The UK government published its controversial Northern Ireland Protocol Bill today in a move described by foreign secretary Liz Truss as a ‘fix’ to post-Brexit trade issues between Great Britain and NI.
However legal experts and some Tory MPs say the bill is illegal under international law, with the EU now preparing to take legal action against the UK.
Prime minister Boris Johnson denies the legislation breaks international law, today calling the bill a “relatively trivial set of adjustments” and arguing the move is necessary to protect the 1998 Good Friday Agreement.
‘Possible trade war’
The EU will respond by taking legal action against the UK in a matter of days, officials in Brussels told the FT and RTE, with the FT reporting that “the two sides are edging closer to a possible trade war”.
One option for the EU is to cancel parts of its post-Brexit trade deal, the EU-UK Trade and Cooperation Agreement, by applying tariffs to British goods.
The bill will be debated and voted on by parliament – perhaps before the summer recess – with opposition expected in both the House of Commons and the Lords.
What’s in the bill
As expected, the bill published before 6pm today (Monday 13 June) would:
1. Green and red channels
The bill would create a green lane for goods from GB destined to remain in NI, allowing for fewer customs checks, and a red lane with existing checks for goods destined for the Republic of Ireland, ie the EU. Foreign secretary Liz Truss has previously said this would be implemented using a ‘trusted trader’ scheme
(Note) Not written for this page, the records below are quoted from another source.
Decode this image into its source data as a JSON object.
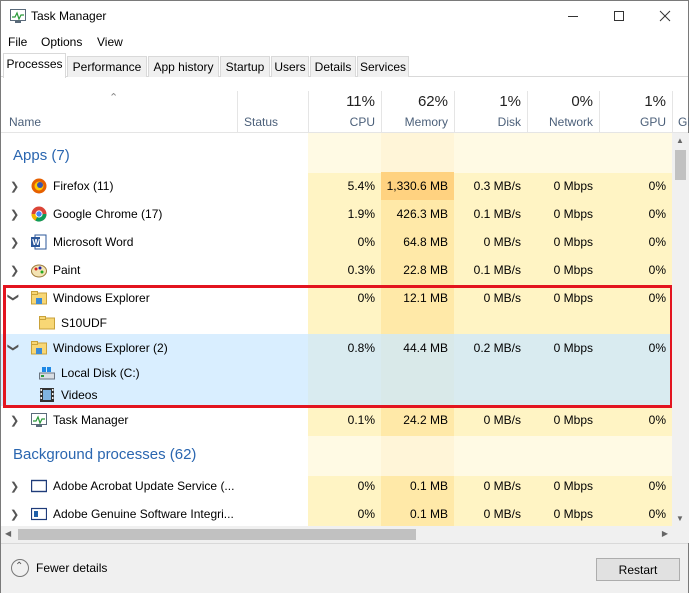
{
  "window": {
    "title": "Task Manager"
  },
  "menu": {
    "file": "File",
    "options": "Options",
    "view": "View"
  },
  "tabs": [
    "Processes",
    "Performance",
    "App history",
    "Startup",
    "Users",
    "Details",
    "Services"
  ],
  "header": {
    "name": "Name",
    "status": "Status",
    "cpu": {
      "pct": "11%",
      "label": "CPU"
    },
    "memory": {
      "pct": "62%",
      "label": "Memory"
    },
    "disk": {
      "pct": "1%",
      "label": "Disk"
    },
    "network": {
      "pct": "0%",
      "label": "Network"
    },
    "gpu": {
      "pct": "1%",
      "label": "GPU"
    },
    "gpu_engine": "GI"
  },
  "groups": {
    "apps": "Apps (7)",
    "background": "Background processes (62)"
  },
  "apps": [
    {
      "name": "Firefox (11)",
      "icon": "firefox-icon",
      "cpu": "5.4%",
      "memory": "1,330.6 MB",
      "disk": "0.3 MB/s",
      "network": "0 Mbps",
      "gpu": "0%"
    },
    {
      "name": "Google Chrome (17)",
      "icon": "chrome-icon",
      "cpu": "1.9%",
      "memory": "426.3 MB",
      "disk": "0.1 MB/s",
      "network": "0 Mbps",
      "gpu": "0%"
    },
    {
      "name": "Microsoft Word",
      "icon": "word-icon",
      "cpu": "0%",
      "memory": "64.8 MB",
      "disk": "0 MB/s",
      "network": "0 Mbps",
      "gpu": "0%"
    },
    {
      "name": "Paint",
      "icon": "paint-icon",
      "cpu": "0.3%",
      "memory": "22.8 MB",
      "disk": "0.1 MB/s",
      "network": "0 Mbps",
      "gpu": "0%"
    },
    {
      "name": "Windows Explorer",
      "icon": "explorer-icon",
      "cpu": "0%",
      "memory": "12.1 MB",
      "disk": "0 MB/s",
      "network": "0 Mbps",
      "gpu": "0%"
    },
    {
      "name": "Windows Explorer (2)",
      "icon": "explorer-icon",
      "cpu": "0.8%",
      "memory": "44.4 MB",
      "disk": "0.2 MB/s",
      "network": "0 Mbps",
      "gpu": "0%"
    },
    {
      "name": "Task Manager",
      "icon": "task-manager-icon",
      "cpu": "0.1%",
      "memory": "24.2 MB",
      "disk": "0 MB/s",
      "network": "0 Mbps",
      "gpu": "0%"
    }
  ],
  "subitems": {
    "explorer1": "S10UDF",
    "explorer2_a": "Local Disk (C:)",
    "explorer2_b": "Videos"
  },
  "background": [
    {
      "name": "Adobe Acrobat Update Service (...",
      "icon": "acrobat-icon",
      "cpu": "0%",
      "memory": "0.1 MB",
      "disk": "0 MB/s",
      "network": "0 Mbps",
      "gpu": "0%"
    },
    {
      "name": "Adobe Genuine Software Integri...",
      "icon": "adobe-genuine-icon",
      "cpu": "0%",
      "memory": "0.1 MB",
      "disk": "0 MB/s",
      "network": "0 Mbps",
      "gpu": "0%"
    }
  ],
  "footer": {
    "fewer_details": "Fewer details",
    "restart": "Restart"
  },
  "colors": {
    "heat_light": "#fff4c4",
    "heat_mid": "#ffe9a8",
    "heat_high": "#ffd280",
    "selection": "#cce8ff",
    "highlight_box": "#e3141f",
    "group_text": "#2a66b0"
  }
}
2. Dual regulatory system
The bill allows British firms exporting to Northern Ireland to choose between meeting EU or UK standards on regulation, “which are expected to increasingly diverge,” according to the Guardian
3. Taxation and state aid
The bill would bring an end to EU control over state aid and value added tax in Northern Ireland. A recent VAT cut on energy-saving materials could not be implemented in NI because of EU tax rules
4. Curbing the ECJ
The bill would end oversight by the European Court of Justice on any trade disputes, which instead would be dealt with by "independent arbitration"
5. Future powers
In Clause 15 of the bill, ministers are given sweeping powers to change almost every aspect of the protocol’s text. The government describes this as an insurance policy “rather than the right to sweep away further chunks of the agreement,” the Guardian reports.
Reaction: ‘Low point’
The bill is heightening tensions in the UK’s prolonged negotiations with the EU over the future implementation of the protocol.
Irish Taoiseach (prime minister) Micheal Martin has described the UK’s plans in the BBC as a “low point” and “very regrettable”, while Ireland’s foreign secretary Simon Coveney called the legislation a “big deal”.
“If you are legislating to set aside elements of an international treaty, which is international law, well then you’re breaking international law,” Coveney today told reporters, including the Irish Times.
'Fix the protocol problems'
UK ministers have defended the proposals, with Truss saying that the UK wants to “fix the problems with the NI Protocol and restore political stability” in the region. She added that the EU needed to be more “willing to change”.
NI secretary Brandon Lewis has also defended the legislation as being “lawful” and “correct” on the basis of independent legal advice the government has received from Sir James Eadie QC.
He told Sky News’ Sophy Ridge yesterday that "people will see that what we're proposing resolves the key issues within the Protocol."
‘Time to do a deal’
Tony Danker, the director general of the CBI, told the Guardian that both sides needed to do more to reach a deal that satisfies all parties – including businesses in Northern Ireland.
“I don’t think it’s time for grandstanding. I think it’s time to do a deal,” he said. “I’m firmly of the view the Europeans are being inflexible. At the same time, our measures to take unilateral action in response are unhelpful.”
IOE&IT response: ‘Facilitation is key’
IOE&IT director general Marco Forgione has also said that steps need to be taken to “help facilitate the free flow of goods and services” between Great Britain and Northern Ireland and called “on both sides to come together and solve this in a way that meets the needs of business”.
Forgione, currently attending the 12th Ministerial Conference at the World Trade Organization in Geneva, highlighted the role that trade facilitation has to play in addressing issues such as those that are currently being experienced in Northern Ireland.
“One of the most significant issues being discussed here in Geneva is global trade facilitation,” he said. “It is a timely reminder of the importance education plays in empowering organisations and equipping individuals with the expertise to trade effectively, sustainability and competitively.”